(Dataset rows for apps and sites)
= Beginning of Section =

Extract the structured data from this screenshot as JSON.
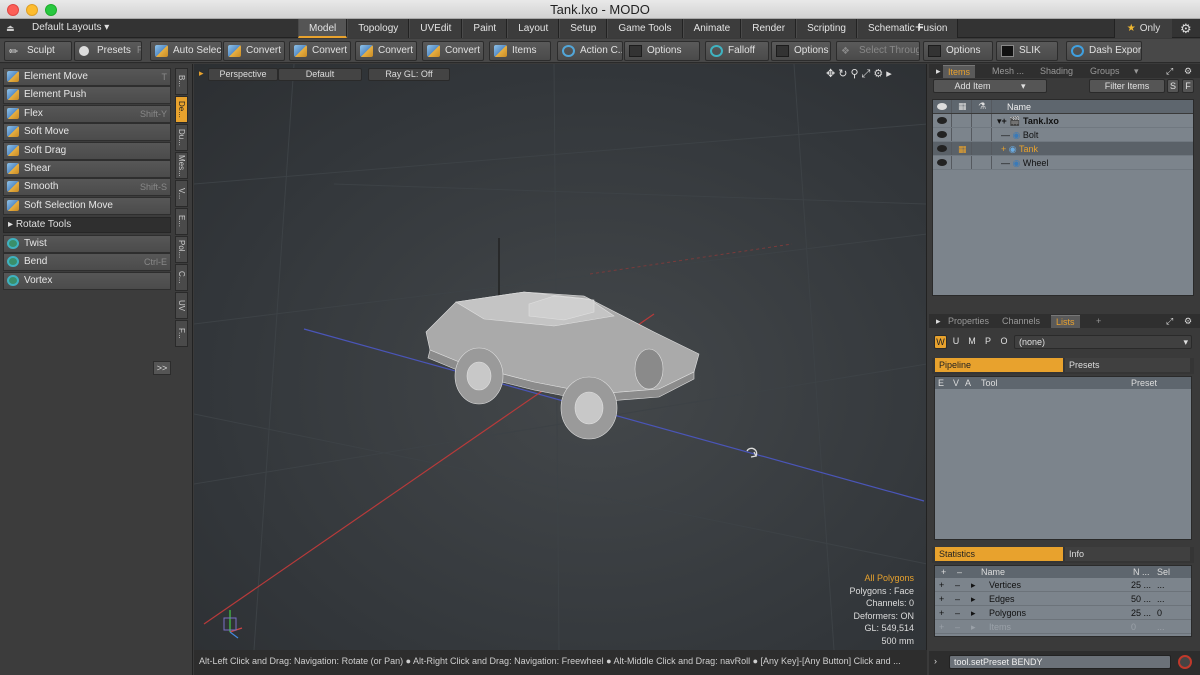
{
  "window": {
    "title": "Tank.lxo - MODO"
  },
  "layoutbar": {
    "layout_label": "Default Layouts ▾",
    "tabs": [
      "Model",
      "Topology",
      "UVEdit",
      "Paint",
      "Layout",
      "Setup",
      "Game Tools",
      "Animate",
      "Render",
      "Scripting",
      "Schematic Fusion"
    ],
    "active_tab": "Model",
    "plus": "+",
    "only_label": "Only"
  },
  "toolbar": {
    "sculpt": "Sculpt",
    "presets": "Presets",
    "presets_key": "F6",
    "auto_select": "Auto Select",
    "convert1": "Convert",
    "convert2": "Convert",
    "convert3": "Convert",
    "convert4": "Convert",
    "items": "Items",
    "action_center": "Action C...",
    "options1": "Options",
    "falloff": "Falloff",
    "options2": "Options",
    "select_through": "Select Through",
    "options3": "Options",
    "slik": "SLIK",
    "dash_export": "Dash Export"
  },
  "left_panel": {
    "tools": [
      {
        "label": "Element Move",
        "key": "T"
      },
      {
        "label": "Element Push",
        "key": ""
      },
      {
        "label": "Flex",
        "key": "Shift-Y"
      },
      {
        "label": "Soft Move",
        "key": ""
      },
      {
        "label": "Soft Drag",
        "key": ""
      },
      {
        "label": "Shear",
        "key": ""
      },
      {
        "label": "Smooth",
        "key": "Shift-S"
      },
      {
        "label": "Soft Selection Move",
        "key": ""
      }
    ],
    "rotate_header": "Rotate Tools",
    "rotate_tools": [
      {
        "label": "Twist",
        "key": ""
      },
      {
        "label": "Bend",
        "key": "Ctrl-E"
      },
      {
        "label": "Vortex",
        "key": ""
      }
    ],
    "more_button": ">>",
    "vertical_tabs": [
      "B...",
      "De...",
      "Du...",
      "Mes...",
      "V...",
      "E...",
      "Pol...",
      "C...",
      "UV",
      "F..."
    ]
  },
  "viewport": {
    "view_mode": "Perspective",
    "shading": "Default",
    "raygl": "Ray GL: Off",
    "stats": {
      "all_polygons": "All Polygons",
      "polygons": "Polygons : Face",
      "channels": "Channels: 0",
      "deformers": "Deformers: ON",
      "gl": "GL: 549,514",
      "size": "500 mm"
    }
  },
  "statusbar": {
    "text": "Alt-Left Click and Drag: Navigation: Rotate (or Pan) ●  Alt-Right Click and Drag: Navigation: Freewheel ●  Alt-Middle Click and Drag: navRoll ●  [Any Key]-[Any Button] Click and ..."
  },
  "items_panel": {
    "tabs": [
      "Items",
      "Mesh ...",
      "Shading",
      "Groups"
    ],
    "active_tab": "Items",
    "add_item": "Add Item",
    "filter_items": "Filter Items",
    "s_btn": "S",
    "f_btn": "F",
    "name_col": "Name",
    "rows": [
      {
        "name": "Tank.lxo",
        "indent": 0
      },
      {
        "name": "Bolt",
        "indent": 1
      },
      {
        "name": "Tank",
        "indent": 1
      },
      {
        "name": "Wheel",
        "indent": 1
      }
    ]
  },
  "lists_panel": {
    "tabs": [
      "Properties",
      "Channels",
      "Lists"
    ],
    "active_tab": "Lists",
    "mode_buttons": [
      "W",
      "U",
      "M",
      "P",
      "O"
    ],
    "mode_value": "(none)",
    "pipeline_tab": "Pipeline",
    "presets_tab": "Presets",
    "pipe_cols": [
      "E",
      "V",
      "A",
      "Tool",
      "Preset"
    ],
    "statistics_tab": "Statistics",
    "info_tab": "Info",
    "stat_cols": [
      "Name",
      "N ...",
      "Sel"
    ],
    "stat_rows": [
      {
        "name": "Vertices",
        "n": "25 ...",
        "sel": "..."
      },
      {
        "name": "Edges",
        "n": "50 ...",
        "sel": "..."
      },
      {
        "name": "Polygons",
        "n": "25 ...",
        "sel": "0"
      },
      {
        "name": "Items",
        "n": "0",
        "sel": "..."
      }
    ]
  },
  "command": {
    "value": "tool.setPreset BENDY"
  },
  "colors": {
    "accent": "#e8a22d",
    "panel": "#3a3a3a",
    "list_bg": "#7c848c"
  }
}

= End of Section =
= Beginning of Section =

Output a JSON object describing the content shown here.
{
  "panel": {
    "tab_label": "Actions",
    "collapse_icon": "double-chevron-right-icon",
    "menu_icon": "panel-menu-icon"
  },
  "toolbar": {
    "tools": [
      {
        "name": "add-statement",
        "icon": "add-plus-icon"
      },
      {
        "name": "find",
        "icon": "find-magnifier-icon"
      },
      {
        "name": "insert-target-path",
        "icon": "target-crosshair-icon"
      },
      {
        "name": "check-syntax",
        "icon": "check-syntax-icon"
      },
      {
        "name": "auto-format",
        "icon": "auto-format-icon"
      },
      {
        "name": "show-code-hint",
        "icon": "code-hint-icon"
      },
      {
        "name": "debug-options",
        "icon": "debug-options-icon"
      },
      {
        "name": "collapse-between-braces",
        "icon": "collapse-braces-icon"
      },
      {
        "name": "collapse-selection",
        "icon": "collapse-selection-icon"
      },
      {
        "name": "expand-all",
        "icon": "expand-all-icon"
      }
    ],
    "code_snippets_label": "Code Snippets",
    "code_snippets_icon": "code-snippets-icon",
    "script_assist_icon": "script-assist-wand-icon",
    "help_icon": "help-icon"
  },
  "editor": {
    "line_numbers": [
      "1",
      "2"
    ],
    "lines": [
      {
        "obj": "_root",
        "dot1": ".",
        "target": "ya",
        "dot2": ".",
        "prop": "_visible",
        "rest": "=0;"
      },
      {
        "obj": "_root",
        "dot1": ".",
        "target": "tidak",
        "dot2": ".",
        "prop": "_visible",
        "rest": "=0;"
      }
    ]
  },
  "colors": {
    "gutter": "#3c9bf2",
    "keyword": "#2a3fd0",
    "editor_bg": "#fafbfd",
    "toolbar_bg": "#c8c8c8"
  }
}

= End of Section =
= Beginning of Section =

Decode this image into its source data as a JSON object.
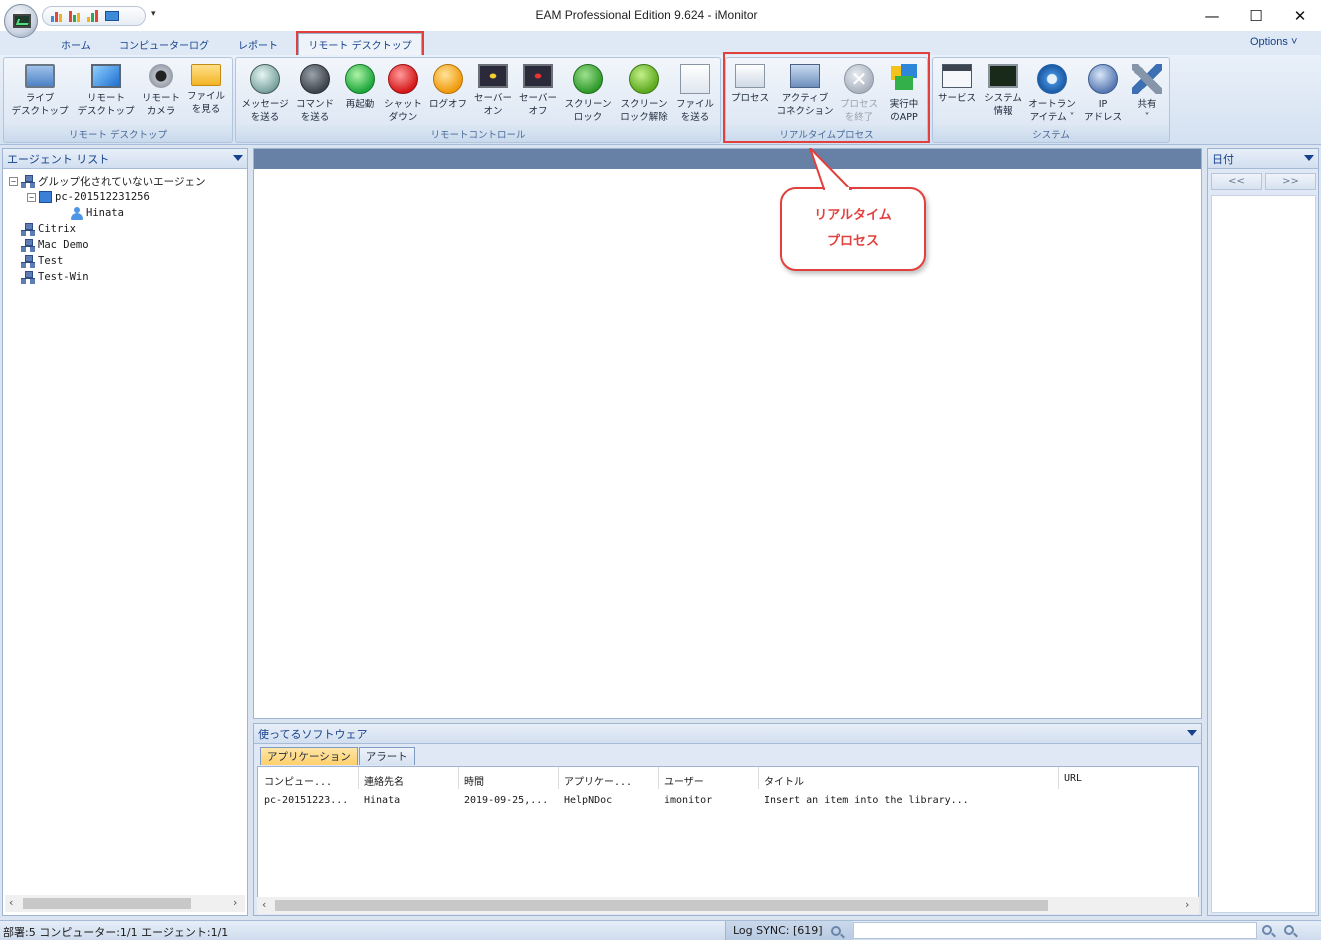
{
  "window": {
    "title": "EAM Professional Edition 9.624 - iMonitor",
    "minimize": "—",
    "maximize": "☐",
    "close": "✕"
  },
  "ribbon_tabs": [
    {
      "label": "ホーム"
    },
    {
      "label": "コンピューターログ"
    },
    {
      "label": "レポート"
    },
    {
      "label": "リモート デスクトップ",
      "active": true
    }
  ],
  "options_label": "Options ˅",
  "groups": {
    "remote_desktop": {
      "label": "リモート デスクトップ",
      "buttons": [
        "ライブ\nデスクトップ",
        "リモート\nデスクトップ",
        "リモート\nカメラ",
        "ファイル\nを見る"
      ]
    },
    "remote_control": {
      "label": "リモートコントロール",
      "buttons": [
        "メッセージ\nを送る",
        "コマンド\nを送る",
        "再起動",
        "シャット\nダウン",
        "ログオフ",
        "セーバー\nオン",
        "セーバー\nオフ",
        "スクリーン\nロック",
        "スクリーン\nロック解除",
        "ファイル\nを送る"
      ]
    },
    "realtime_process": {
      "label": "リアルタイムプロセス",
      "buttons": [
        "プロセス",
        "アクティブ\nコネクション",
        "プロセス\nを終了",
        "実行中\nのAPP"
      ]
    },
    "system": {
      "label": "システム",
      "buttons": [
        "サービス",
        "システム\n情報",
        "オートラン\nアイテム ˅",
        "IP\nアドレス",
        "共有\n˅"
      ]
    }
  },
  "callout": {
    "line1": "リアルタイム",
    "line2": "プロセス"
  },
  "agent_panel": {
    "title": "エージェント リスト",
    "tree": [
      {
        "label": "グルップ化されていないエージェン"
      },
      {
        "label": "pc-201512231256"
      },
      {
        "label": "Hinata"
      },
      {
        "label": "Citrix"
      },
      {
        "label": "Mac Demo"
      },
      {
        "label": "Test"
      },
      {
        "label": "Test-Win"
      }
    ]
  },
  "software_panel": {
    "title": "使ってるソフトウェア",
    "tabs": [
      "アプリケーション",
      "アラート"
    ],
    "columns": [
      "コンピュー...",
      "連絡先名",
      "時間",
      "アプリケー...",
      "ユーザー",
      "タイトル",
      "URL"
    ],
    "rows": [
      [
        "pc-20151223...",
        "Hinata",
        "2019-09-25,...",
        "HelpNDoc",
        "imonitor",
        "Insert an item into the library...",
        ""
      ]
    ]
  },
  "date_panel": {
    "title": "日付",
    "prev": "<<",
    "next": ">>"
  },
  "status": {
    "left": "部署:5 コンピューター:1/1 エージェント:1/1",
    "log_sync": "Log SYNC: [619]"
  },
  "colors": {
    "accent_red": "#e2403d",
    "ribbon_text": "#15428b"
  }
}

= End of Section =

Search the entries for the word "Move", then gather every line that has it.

EXPECTED ANSWER:
        "label": "Element Move",
        "label": "Soft Move",
        "label": "Soft Selection Move",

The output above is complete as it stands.